#### GIVEN DATA ####
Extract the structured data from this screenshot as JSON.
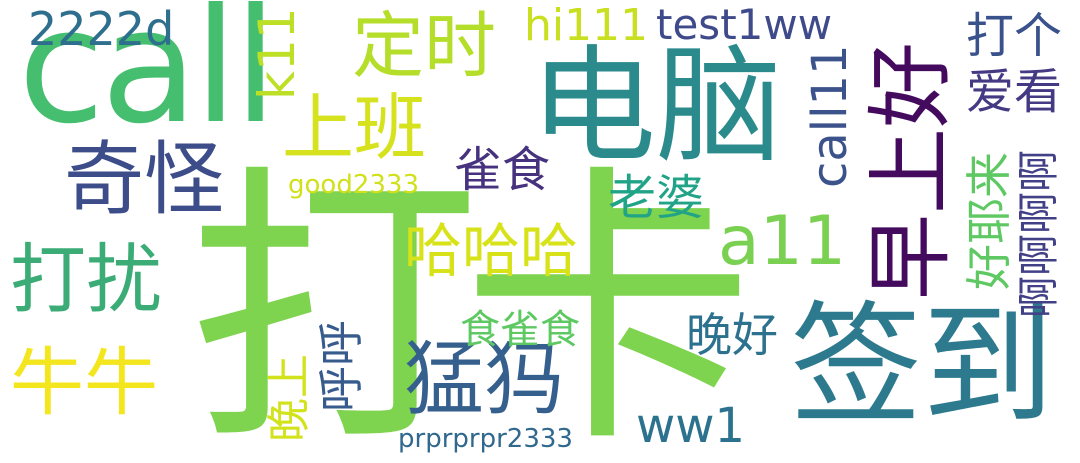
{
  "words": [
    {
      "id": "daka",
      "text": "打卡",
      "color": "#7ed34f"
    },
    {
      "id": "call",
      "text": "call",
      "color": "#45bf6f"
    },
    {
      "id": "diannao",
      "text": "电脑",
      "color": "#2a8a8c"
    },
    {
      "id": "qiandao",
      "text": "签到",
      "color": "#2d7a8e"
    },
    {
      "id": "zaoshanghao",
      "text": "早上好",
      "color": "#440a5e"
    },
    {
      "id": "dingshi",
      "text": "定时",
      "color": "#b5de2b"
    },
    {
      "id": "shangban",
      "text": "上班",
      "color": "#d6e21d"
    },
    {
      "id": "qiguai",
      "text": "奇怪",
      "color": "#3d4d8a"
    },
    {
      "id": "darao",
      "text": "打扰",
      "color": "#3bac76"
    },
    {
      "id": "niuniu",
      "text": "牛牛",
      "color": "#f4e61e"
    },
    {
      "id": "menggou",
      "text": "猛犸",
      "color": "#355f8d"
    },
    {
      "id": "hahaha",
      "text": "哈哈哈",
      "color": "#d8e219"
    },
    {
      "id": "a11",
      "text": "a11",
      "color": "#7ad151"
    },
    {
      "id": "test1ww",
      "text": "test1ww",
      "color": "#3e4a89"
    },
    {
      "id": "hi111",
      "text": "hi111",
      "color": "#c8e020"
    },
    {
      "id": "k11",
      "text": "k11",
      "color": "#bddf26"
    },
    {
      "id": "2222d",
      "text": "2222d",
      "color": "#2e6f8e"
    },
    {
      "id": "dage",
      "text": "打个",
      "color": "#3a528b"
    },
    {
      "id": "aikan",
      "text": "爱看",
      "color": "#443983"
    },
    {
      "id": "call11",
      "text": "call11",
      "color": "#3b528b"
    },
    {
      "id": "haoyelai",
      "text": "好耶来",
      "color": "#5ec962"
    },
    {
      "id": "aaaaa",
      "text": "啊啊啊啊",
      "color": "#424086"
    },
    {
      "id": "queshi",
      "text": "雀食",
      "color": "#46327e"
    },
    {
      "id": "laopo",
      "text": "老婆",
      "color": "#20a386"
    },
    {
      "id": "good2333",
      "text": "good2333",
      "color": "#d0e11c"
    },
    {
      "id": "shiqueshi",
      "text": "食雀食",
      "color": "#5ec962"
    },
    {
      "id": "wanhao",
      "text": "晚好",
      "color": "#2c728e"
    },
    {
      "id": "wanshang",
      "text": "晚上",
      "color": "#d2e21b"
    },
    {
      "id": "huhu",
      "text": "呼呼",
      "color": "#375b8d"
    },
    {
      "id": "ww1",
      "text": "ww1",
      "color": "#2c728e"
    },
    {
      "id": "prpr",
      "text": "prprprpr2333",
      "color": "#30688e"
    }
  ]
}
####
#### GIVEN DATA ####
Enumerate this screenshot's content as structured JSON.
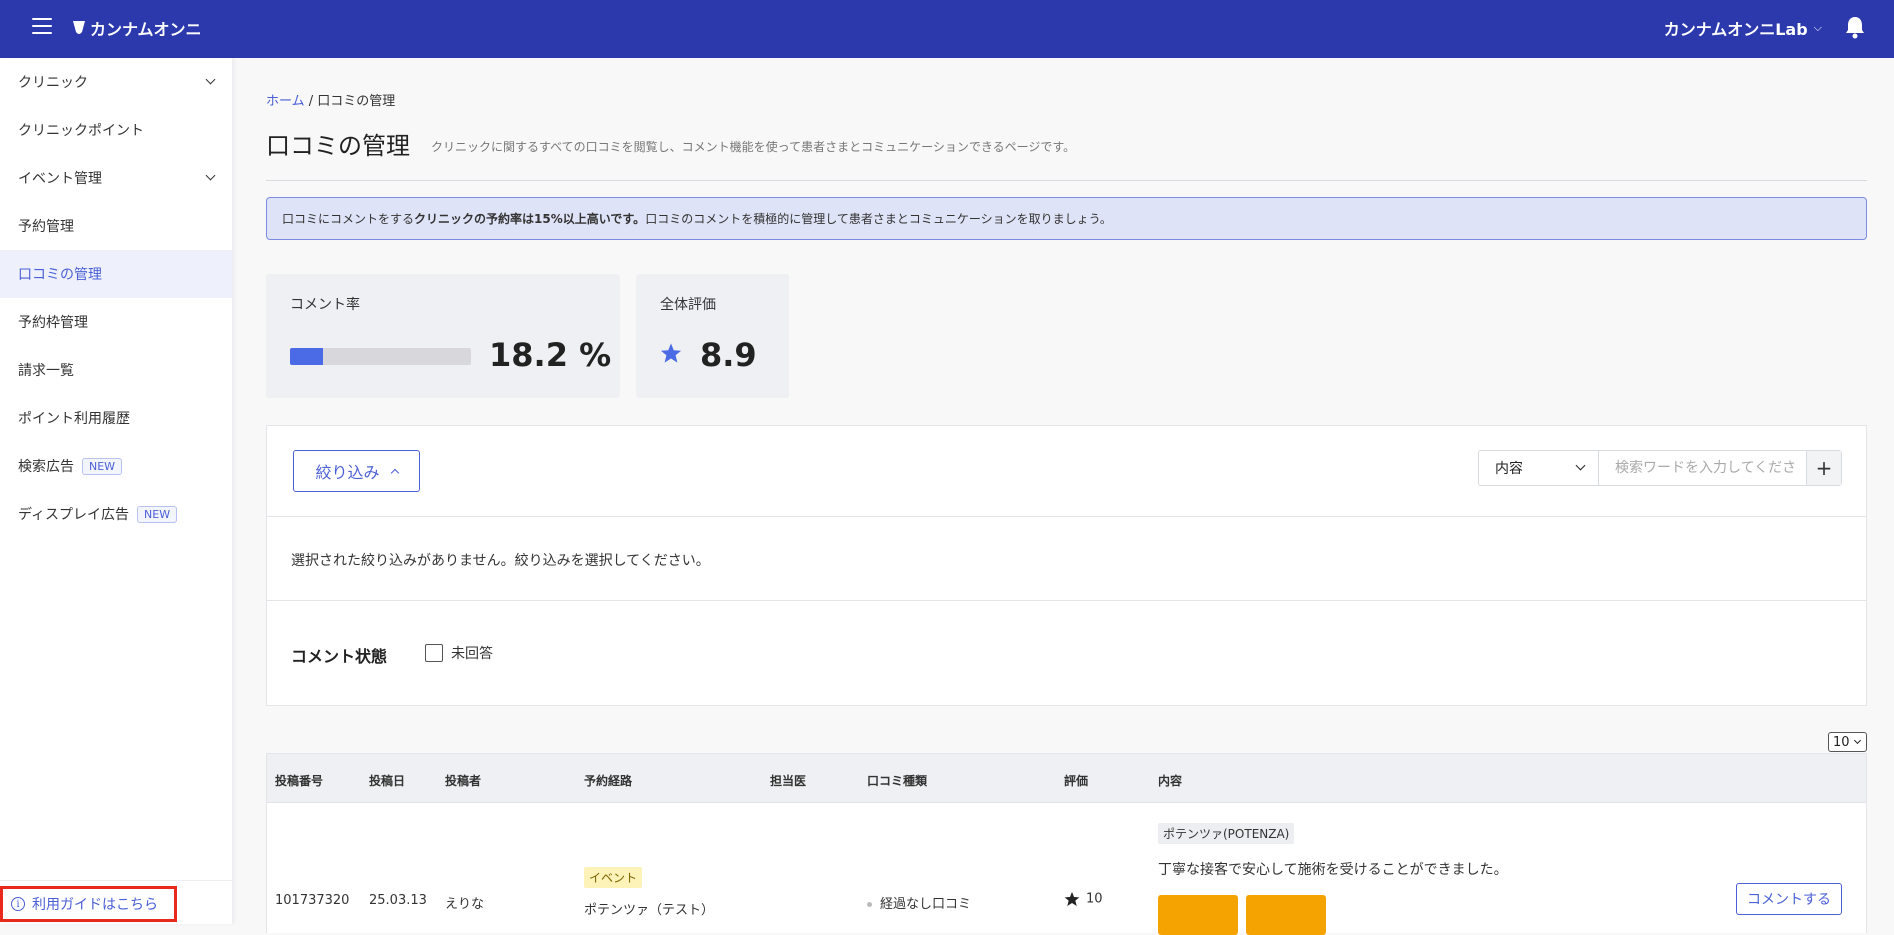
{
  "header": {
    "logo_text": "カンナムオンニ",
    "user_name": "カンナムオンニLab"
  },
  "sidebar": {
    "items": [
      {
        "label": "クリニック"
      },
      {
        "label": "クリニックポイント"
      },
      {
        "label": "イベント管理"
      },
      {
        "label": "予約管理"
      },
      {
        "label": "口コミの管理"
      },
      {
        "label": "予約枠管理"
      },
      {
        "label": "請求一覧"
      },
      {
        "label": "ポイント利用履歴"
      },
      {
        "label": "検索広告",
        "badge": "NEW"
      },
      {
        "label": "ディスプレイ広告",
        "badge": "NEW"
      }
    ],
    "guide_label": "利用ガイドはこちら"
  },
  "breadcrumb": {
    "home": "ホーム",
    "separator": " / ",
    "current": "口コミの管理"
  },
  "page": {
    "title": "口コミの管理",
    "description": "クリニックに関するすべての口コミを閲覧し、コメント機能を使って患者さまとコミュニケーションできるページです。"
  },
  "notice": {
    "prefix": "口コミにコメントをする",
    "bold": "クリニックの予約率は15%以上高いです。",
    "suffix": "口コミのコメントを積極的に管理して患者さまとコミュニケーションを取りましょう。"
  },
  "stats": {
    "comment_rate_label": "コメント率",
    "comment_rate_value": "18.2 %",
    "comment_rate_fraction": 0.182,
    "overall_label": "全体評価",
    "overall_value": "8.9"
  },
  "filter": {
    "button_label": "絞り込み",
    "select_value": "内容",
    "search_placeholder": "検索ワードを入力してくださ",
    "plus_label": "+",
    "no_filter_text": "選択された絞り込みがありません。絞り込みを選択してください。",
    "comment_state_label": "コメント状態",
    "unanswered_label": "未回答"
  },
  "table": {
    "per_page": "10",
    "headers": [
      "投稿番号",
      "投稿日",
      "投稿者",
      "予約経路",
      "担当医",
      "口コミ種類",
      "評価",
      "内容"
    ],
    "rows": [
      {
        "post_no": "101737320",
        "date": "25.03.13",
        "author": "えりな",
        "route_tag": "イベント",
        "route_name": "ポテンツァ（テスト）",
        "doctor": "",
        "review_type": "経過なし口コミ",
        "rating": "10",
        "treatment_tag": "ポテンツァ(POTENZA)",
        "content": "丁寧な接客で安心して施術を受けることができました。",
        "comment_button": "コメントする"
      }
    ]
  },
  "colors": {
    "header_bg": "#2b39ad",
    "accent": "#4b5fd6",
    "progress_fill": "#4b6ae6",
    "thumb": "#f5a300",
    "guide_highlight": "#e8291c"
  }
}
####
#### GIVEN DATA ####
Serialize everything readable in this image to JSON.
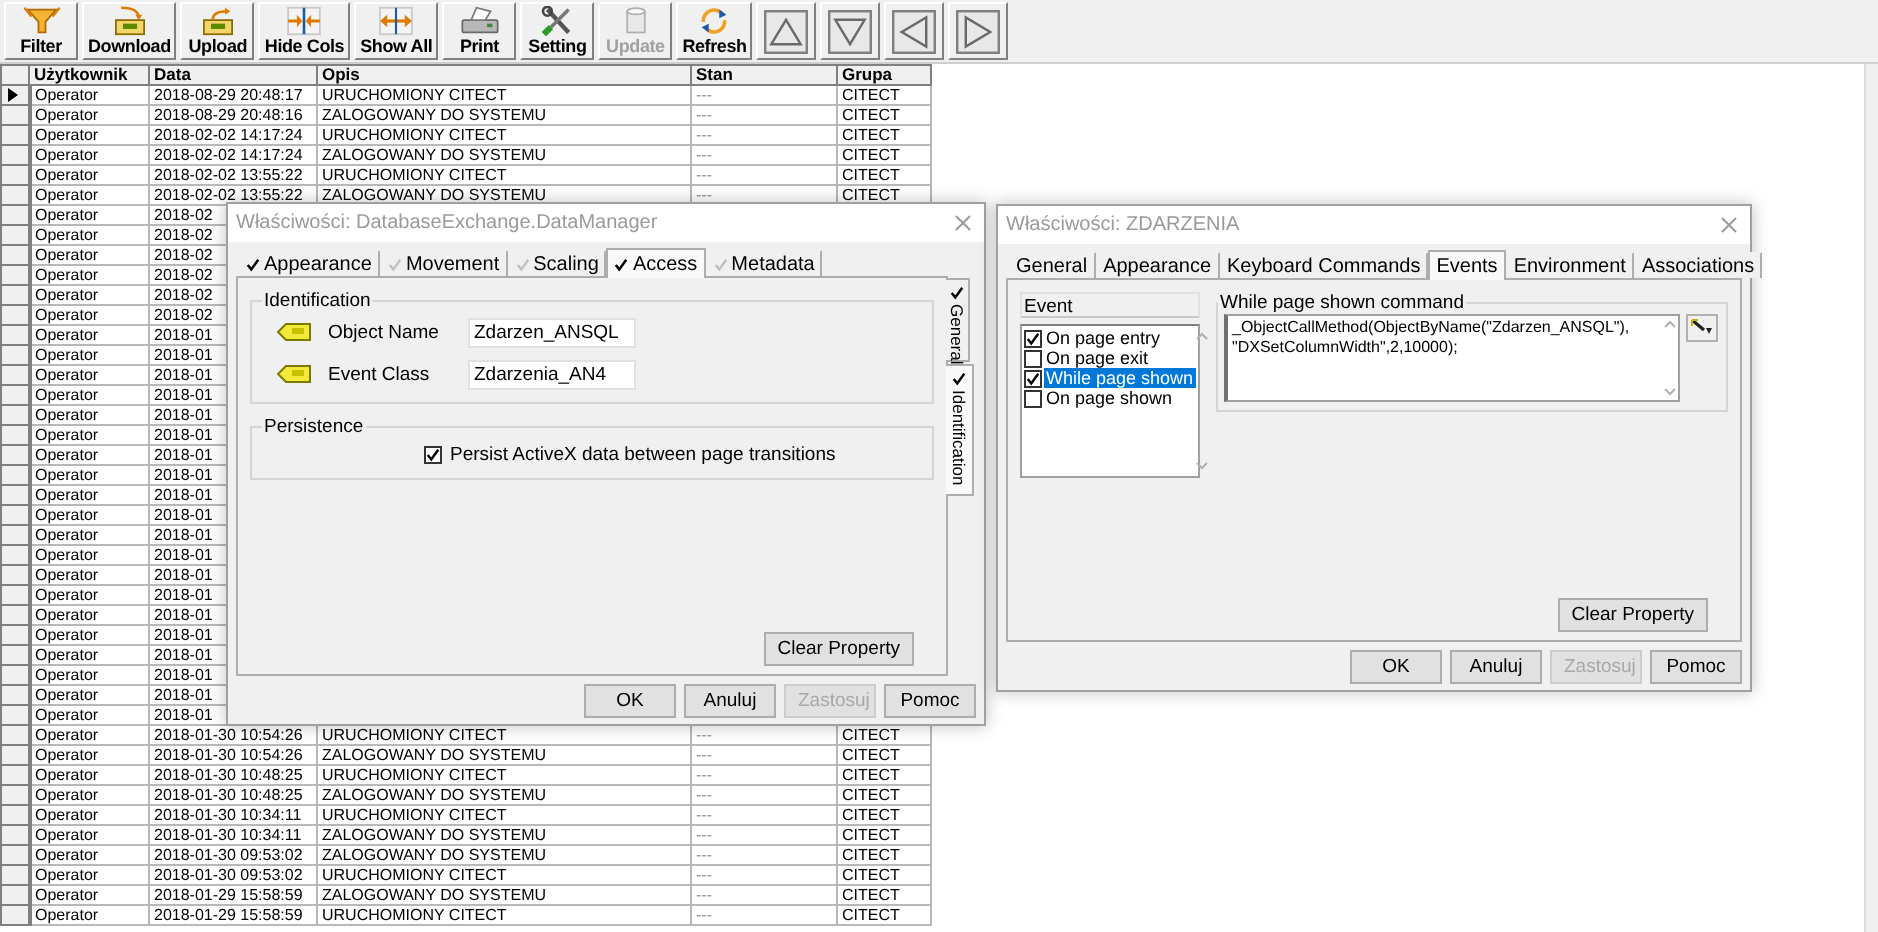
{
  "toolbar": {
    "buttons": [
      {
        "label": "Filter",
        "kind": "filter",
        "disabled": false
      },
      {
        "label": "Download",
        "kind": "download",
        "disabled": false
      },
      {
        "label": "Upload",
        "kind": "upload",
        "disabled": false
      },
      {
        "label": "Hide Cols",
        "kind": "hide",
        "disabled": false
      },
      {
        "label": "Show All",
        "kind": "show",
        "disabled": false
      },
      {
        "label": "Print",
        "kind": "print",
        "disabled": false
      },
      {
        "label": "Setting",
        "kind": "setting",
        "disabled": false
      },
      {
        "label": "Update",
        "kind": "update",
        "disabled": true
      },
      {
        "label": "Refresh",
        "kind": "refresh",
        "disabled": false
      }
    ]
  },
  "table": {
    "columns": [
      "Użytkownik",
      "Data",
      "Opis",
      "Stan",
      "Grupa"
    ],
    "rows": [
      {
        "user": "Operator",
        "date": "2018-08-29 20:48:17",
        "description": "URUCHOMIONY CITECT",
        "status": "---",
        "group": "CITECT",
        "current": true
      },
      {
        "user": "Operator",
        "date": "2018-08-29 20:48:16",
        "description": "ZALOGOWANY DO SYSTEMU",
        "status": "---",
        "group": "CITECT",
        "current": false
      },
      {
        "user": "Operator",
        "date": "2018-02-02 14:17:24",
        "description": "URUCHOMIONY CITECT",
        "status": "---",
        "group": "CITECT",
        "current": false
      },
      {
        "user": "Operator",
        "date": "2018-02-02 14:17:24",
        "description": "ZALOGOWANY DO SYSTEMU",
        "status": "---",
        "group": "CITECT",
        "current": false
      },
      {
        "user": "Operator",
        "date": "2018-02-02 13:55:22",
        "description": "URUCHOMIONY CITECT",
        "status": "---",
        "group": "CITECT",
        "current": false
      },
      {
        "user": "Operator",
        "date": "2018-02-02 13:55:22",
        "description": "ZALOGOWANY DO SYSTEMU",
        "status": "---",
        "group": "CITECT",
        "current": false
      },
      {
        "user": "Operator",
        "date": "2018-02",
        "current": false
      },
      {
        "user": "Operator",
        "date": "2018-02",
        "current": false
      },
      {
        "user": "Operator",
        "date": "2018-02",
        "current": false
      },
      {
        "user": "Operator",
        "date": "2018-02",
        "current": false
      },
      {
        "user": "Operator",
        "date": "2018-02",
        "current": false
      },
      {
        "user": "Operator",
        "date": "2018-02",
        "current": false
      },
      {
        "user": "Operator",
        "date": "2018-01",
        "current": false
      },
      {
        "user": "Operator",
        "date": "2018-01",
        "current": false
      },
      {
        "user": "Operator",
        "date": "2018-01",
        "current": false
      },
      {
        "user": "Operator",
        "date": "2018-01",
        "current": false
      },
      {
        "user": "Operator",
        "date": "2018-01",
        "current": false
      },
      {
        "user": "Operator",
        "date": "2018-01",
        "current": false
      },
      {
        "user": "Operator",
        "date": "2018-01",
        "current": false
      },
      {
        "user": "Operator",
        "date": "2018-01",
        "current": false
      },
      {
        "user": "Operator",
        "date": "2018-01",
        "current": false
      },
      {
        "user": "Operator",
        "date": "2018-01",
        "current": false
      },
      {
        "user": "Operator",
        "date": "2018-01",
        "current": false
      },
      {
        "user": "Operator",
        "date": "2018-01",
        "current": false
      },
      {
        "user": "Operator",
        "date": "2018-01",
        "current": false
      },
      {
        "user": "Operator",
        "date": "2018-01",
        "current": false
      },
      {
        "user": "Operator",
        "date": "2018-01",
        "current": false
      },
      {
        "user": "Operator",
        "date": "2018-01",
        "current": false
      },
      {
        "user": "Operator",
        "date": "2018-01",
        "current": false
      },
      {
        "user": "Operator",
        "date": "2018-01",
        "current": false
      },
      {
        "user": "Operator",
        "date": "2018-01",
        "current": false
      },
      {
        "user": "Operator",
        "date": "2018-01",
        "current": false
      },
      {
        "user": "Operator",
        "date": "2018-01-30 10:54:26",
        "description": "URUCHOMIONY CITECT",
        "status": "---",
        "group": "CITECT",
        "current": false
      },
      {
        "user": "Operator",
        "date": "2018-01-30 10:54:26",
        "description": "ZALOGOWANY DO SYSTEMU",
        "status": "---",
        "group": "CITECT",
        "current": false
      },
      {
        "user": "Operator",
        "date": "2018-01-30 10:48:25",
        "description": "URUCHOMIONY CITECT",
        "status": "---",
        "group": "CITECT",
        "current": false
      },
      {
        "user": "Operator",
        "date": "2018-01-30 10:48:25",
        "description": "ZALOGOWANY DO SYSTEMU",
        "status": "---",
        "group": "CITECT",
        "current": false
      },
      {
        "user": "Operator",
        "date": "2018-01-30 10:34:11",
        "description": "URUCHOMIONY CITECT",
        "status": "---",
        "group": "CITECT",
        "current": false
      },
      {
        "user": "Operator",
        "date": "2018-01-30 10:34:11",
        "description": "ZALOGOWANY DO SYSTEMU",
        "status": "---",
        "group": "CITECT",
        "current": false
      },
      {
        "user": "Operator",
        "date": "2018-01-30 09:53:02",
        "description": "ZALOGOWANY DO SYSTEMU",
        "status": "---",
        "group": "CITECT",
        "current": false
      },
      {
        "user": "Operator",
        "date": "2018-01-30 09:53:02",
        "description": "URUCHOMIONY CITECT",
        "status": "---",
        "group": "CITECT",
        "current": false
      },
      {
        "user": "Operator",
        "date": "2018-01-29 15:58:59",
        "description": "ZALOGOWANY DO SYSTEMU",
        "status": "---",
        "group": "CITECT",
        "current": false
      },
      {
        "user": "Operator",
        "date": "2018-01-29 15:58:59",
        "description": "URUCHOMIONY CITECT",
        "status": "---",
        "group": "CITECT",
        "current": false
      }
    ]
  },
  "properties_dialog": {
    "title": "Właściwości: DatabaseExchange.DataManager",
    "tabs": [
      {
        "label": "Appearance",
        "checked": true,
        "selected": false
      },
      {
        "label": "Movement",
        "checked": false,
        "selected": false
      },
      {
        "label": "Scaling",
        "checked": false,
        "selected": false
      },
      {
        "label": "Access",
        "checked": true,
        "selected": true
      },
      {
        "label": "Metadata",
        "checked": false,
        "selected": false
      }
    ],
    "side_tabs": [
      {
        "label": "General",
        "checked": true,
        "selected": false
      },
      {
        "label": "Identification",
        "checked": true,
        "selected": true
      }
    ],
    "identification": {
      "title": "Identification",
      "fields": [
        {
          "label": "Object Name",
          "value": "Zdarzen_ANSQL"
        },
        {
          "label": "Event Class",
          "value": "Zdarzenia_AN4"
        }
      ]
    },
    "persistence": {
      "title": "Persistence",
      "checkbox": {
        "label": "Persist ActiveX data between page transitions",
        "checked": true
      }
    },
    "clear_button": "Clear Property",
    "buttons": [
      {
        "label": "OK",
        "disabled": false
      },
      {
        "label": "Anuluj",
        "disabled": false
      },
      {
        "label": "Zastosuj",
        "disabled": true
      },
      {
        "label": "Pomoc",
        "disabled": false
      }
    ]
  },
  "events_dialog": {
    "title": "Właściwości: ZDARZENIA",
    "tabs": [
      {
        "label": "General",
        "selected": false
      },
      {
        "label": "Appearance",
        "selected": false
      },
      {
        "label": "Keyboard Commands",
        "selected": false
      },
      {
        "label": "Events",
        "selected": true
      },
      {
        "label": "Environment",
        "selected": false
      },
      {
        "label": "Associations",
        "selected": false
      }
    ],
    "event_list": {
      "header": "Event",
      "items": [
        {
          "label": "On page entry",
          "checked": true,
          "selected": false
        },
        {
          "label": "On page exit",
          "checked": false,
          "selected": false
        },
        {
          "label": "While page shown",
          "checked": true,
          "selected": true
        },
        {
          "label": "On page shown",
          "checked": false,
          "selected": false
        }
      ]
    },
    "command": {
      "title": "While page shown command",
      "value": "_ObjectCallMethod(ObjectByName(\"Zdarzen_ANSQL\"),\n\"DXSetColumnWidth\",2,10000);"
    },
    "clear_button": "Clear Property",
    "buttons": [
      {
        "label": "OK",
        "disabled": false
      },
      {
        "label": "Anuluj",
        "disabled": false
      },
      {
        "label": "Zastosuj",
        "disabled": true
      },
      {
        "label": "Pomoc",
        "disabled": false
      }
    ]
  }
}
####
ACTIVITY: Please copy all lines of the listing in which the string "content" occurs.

REPLY TO THE EXERCISE:
Enumerate this screenshot's content as structured JSON.
        "content": "丁寧な接客で安心して施術を受けることができました。",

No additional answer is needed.